- **Task description**
The entries need to be copied exactly as they stand, images left out.

- **Records provided**
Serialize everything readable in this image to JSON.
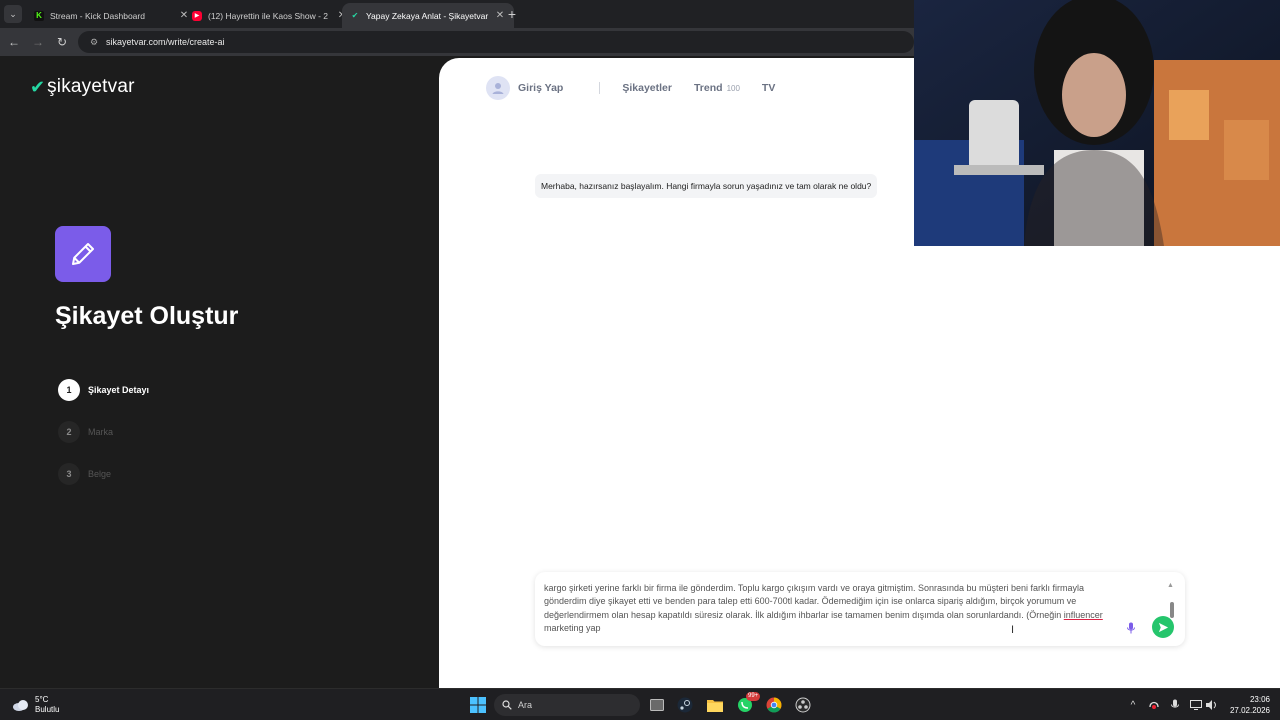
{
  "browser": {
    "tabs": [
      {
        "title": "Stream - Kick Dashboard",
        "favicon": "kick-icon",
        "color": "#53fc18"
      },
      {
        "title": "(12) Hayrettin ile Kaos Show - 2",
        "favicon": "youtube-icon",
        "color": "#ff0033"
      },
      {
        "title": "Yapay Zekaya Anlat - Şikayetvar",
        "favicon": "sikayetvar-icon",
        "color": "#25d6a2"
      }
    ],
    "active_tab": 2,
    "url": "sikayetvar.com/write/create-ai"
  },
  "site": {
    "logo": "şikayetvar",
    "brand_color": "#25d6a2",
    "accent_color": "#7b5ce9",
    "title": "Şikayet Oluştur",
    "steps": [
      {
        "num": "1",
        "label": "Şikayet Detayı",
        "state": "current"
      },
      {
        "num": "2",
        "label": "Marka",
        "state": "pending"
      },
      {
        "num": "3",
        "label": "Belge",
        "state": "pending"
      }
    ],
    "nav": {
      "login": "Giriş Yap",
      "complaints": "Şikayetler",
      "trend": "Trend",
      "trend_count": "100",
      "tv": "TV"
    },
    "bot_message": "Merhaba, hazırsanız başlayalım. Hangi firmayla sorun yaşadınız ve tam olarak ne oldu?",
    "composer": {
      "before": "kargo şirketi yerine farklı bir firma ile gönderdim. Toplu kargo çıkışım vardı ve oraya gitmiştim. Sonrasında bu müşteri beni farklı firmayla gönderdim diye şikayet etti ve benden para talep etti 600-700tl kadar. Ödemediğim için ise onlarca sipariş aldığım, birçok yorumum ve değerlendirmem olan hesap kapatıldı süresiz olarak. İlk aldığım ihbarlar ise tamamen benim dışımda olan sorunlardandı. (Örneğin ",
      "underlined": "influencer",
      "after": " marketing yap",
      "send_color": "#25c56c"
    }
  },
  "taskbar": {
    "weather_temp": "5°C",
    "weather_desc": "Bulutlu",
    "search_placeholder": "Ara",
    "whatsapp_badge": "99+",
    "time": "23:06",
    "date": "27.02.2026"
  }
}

- **Written answer**
Serialize everything readable in this image to JSON.
{
  "browser": {
    "tabs": [
      {
        "title": "Stream - Kick Dashboard",
        "favicon": "kick-icon",
        "color": "#53fc18"
      },
      {
        "title": "(12) Hayrettin ile Kaos Show - 2",
        "favicon": "youtube-icon",
        "color": "#ff0033"
      },
      {
        "title": "Yapay Zekaya Anlat - Şikayetvar",
        "favicon": "sikayetvar-icon",
        "color": "#25d6a2"
      }
    ],
    "active_tab": 2,
    "url": "sikayetvar.com/write/create-ai"
  },
  "site": {
    "logo": "şikayetvar",
    "brand_color": "#25d6a2",
    "accent_color": "#7b5ce9",
    "title": "Şikayet Oluştur",
    "steps": [
      {
        "num": "1",
        "label": "Şikayet Detayı",
        "state": "current"
      },
      {
        "num": "2",
        "label": "Marka",
        "state": "pending"
      },
      {
        "num": "3",
        "label": "Belge",
        "state": "pending"
      }
    ],
    "nav": {
      "login": "Giriş Yap",
      "complaints": "Şikayetler",
      "trend": "Trend",
      "trend_count": "100",
      "tv": "TV"
    },
    "bot_message": "Merhaba, hazırsanız başlayalım. Hangi firmayla sorun yaşadınız ve tam olarak ne oldu?",
    "composer": {
      "before": "kargo şirketi yerine farklı bir firma ile gönderdim. Toplu kargo çıkışım vardı ve oraya gitmiştim. Sonrasında bu müşteri beni farklı firmayla gönderdim diye şikayet etti ve benden para talep etti 600-700tl kadar. Ödemediğim için ise onlarca sipariş aldığım, birçok yorumum ve değerlendirmem olan hesap kapatıldı süresiz olarak. İlk aldığım ihbarlar ise tamamen benim dışımda olan sorunlardandı. (Örneğin ",
      "underlined": "influencer",
      "after": " marketing yap",
      "send_color": "#25c56c"
    }
  },
  "taskbar": {
    "weather_temp": "5°C",
    "weather_desc": "Bulutlu",
    "search_placeholder": "Ara",
    "whatsapp_badge": "99+",
    "time": "23:06",
    "date": "27.02.2026"
  }
}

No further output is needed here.